Russia’s Move in Crimea Sends China a Dangerous Message
Senkaku Islands Protest
Printer-friendly versionPDF version
a a
 
Type Size: Small
The Fiscal Times
March 11, 2014

The U.S. reaction to Russia’s incursion into Ukraine will have consequences halfway around the world, where China is engaged in a territorial dispute with Japan. 

“They are watching very closely what’s happening with Ukraine,” Sen. Marco Rubio (R-FL) said yesterday during a speech at Google Inc.’s office in Washington. “They are gauging: What are the consequences and what is the price in the 21st century of executing on illegitimate territorial claims?” 

Related: Russian Ties to Ukraine Go Much Deeper than Gas 

“And if the price is not too high, we may soon find ourselves with a similar territorial conflict in the Pacific, except there we actually have defense agreements with these countries,” said Rubio, a member of the Foreign Relations Committee and potential presidential candidate for 2016. “That kind of territorial crisis will make Ukraine look like child’s play.” 

First, a little bit of history. Japan annexed the uninhabited land, which it calls the Senkaku Islands, in 1895 following the Sino-Japanese War. China claims historical rights, dating back to the Ming Dynasty, to what it calls the Diaoyu Islands. 

The U.S. security agreement with Japan applies to administered territories such as the disputed islands, meaning the U.S. military would be expected to help Japan defend the land in the event of a conflict. For that reason, China is looking to disrupt Japan’s commitment to administering the islands, and military action is one way to do that.

“Crimea offers a very clear lesson to Beijing: force works,” said Chris Griffin, executive director of the Foreign Policy Initiative in Washington. “What Putin is demonstrating is that, yes, you can take territory by force, which is exactly what the Chinese want to do and why they’re watching.”

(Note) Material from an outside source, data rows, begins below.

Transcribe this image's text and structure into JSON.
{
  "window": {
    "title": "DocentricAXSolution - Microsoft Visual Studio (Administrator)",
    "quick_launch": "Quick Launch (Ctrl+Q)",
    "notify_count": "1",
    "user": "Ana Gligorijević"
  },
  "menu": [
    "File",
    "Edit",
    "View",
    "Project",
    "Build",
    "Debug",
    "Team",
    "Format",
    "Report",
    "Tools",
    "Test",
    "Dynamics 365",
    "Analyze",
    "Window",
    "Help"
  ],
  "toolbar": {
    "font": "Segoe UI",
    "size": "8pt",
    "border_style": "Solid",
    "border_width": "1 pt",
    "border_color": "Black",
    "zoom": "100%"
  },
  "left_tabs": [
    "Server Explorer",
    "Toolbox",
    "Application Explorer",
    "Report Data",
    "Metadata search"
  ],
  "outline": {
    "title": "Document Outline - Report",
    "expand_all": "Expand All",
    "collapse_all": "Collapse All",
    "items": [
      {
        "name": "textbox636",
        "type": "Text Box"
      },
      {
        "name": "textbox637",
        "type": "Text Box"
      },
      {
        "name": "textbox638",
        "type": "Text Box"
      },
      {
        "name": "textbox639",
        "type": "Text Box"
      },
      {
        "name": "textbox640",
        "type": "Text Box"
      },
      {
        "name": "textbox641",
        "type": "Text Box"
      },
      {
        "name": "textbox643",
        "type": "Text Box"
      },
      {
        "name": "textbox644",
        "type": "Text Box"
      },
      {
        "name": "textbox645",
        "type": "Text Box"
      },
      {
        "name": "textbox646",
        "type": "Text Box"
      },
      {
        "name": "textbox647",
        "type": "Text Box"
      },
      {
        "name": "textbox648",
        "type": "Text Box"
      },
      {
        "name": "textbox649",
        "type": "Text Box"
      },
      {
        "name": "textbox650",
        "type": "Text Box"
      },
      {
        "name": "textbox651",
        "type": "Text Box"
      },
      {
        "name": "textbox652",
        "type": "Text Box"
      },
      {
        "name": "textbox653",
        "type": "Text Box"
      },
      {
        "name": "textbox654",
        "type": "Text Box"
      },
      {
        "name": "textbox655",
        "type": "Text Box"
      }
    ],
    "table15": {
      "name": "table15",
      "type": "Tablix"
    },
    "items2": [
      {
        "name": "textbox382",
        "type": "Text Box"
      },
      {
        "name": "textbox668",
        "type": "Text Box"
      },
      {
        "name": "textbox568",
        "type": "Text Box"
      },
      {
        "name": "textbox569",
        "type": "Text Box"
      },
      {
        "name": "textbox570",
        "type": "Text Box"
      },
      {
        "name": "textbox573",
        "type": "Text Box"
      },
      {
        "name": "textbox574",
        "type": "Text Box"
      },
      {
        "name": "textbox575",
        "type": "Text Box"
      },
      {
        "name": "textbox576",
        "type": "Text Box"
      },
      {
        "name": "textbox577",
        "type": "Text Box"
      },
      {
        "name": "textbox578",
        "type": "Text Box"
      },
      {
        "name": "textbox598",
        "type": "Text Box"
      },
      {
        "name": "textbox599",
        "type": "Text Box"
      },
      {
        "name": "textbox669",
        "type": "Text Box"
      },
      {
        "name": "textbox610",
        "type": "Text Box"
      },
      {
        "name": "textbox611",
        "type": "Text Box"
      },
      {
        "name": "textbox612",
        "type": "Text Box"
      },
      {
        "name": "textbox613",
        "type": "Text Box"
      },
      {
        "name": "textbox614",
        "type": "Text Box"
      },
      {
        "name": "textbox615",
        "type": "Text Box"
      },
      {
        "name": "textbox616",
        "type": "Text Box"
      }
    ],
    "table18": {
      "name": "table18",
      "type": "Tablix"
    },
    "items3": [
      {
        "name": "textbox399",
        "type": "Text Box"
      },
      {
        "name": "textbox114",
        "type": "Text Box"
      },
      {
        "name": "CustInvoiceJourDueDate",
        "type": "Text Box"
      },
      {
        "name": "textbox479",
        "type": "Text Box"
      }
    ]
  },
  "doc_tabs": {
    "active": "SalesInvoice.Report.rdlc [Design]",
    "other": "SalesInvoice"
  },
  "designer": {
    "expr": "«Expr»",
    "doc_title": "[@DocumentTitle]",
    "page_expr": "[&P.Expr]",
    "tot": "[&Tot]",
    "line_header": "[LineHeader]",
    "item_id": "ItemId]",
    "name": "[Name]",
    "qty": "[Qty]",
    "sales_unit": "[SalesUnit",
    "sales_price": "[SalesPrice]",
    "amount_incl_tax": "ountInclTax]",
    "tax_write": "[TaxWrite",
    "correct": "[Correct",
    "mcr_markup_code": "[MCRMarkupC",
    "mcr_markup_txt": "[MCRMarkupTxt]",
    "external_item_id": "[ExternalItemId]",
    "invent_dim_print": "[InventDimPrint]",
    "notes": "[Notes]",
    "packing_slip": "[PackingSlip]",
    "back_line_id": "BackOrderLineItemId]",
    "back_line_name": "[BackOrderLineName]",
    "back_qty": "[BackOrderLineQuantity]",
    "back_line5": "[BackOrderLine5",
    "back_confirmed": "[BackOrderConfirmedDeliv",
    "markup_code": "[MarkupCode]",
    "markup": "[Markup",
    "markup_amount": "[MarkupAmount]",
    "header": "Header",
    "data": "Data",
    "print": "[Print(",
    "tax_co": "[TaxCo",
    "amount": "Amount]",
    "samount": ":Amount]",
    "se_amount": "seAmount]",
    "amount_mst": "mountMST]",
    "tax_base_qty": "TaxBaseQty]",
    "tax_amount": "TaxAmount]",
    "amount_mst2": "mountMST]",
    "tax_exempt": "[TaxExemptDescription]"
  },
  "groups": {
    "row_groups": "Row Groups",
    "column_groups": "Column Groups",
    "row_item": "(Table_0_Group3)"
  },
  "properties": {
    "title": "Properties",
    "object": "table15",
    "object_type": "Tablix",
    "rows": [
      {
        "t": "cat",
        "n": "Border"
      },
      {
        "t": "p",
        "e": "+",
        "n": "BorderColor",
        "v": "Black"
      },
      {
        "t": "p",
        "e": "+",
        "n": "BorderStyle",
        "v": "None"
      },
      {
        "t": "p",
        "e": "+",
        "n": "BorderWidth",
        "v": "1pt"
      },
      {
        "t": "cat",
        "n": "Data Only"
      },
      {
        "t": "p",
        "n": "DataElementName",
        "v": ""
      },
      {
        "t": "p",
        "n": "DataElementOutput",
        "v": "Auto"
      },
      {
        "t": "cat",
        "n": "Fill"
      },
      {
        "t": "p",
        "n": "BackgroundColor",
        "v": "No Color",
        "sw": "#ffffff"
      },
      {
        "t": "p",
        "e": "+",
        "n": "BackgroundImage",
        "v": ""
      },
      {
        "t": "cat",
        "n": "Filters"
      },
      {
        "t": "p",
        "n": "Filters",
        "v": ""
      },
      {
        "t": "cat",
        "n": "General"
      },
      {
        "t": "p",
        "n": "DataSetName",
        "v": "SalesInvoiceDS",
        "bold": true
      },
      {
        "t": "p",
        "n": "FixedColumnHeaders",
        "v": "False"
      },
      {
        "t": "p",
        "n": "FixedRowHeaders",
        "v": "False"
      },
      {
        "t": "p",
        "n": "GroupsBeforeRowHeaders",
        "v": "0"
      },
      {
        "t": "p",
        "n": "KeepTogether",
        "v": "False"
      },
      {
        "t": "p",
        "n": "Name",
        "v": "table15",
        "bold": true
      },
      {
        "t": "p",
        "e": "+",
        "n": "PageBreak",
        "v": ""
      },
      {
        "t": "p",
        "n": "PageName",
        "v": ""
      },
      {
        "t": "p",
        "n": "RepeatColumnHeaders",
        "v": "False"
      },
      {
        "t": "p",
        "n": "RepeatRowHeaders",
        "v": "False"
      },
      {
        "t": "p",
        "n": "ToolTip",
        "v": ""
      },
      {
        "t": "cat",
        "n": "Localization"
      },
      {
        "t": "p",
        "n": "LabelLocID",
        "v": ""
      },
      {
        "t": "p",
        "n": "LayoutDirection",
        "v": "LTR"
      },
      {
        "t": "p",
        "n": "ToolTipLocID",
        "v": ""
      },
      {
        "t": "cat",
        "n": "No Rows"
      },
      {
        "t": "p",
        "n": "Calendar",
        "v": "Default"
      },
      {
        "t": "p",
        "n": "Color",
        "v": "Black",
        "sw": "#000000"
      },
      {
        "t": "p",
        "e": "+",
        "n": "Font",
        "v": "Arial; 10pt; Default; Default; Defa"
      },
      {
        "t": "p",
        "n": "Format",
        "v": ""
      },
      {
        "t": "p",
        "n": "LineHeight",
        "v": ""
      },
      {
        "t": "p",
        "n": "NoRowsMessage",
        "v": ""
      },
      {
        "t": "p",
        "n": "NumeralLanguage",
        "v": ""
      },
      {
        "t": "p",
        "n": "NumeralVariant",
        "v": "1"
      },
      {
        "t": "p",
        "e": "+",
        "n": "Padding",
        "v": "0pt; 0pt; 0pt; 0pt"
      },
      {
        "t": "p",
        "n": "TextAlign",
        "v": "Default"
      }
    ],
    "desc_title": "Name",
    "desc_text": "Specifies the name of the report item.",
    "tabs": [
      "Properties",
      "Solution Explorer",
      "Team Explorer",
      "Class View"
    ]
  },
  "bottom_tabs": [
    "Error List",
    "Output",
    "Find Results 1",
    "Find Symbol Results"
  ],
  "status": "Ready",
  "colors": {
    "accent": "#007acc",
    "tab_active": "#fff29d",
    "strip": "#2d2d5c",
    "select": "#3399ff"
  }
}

He said if the U.S. doesn’t come to the aid of Ukraine, allies such as Japan may question their own ties to the world’s military superpower.

Related: Pressure on Putin As Russian Wealth Disappears

So far the U.S. has responded to Russia’s invasion of Crimea by offering $1 billion in energy subsidies, slapping sanctions on high-ranking Russian officials, and issuing travel bans for individuals allegedly involved with the incursion. Last week the House passed a measure that would provide Ukraine with $1 billion in loan guarantees.

Tensions between China and Japan have shown no sign of abating. Two days ago both countries had military jets in the vicinity of the islands, and each side said they have no intention of backing down.

“There will be consequences for a tyrannical government that invades its neighbors,” Rubio said in reference to Russia, though his remarks could just as easily have applied to China. “Russia’s not the only country on earth with territorial claims that are illegitimate.”

Still, it’s not an apples-to-apples comparison. With no native population living on the disputed islands, China cannot claim protection of residents like Russia is in Crimea.

Top Reads from The Fiscal Times:

 

A senior writer for The Fiscal Times based in Washington, D.C., Timothy Homan covers defense and national security matters. He previously worked as an economics and congressional reporter for Bloomberg News and covered international trade for Congressional Quarterly.